Exercise instructions: Every line of the entries below that mentions "Eléments" is to be copied out.

Given data:
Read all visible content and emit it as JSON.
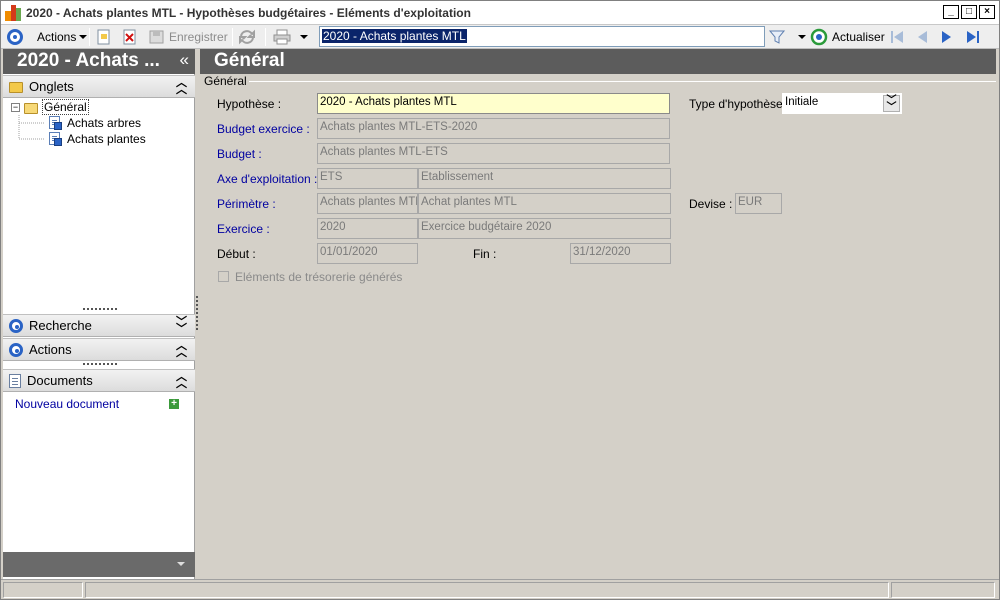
{
  "window": {
    "title": "2020 - Achats plantes MTL -  Hypothèses budgétaires - Eléments d'exploitation"
  },
  "toolbar": {
    "actions_label": "Actions",
    "save_label": "Enregistrer",
    "record_value": "2020 - Achats plantes MTL",
    "refresh_label": "Actualiser"
  },
  "left": {
    "header_title": "2020 - Achats ...",
    "collapse_glyph": "«",
    "tabs_section": "Onglets",
    "tree": {
      "root": "Général",
      "children": [
        "Achats arbres",
        "Achats plantes"
      ]
    },
    "search_section": "Recherche",
    "actions_section": "Actions",
    "documents_section": "Documents",
    "new_document": "Nouveau document"
  },
  "main": {
    "header_title": "Général",
    "group_label": "Général",
    "fields": {
      "hypothese": {
        "label": "Hypothèse :",
        "value": "2020 - Achats plantes MTL"
      },
      "type_hypothese": {
        "label": "Type d'hypothèse :",
        "value": "Initiale"
      },
      "budget_exercice": {
        "label": "Budget exercice :",
        "value": "Achats plantes MTL-ETS-2020"
      },
      "budget": {
        "label": "Budget :",
        "value": "Achats plantes MTL-ETS"
      },
      "axe": {
        "label": "Axe d'exploitation :",
        "code": "ETS",
        "name": "Etablissement"
      },
      "perimetre": {
        "label": "Périmètre :",
        "code": "Achats plantes MTL",
        "name": "Achat plantes MTL"
      },
      "devise": {
        "label": "Devise :",
        "value": "EUR"
      },
      "exercice": {
        "label": "Exercice :",
        "code": "2020",
        "name": "Exercice budgétaire 2020"
      },
      "debut": {
        "label": "Début :",
        "value": "01/01/2020"
      },
      "fin": {
        "label": "Fin :",
        "value": "31/12/2020"
      }
    },
    "checkbox_label": "Eléments de trésorerie générés",
    "checkbox_checked": false
  }
}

Response to this exercise:
    "title": "2020 - Achats plantes MTL -  Hypothèses budgétaires - Eléments d'exploitation"
    "checkbox_label": "Eléments de trésorerie générés",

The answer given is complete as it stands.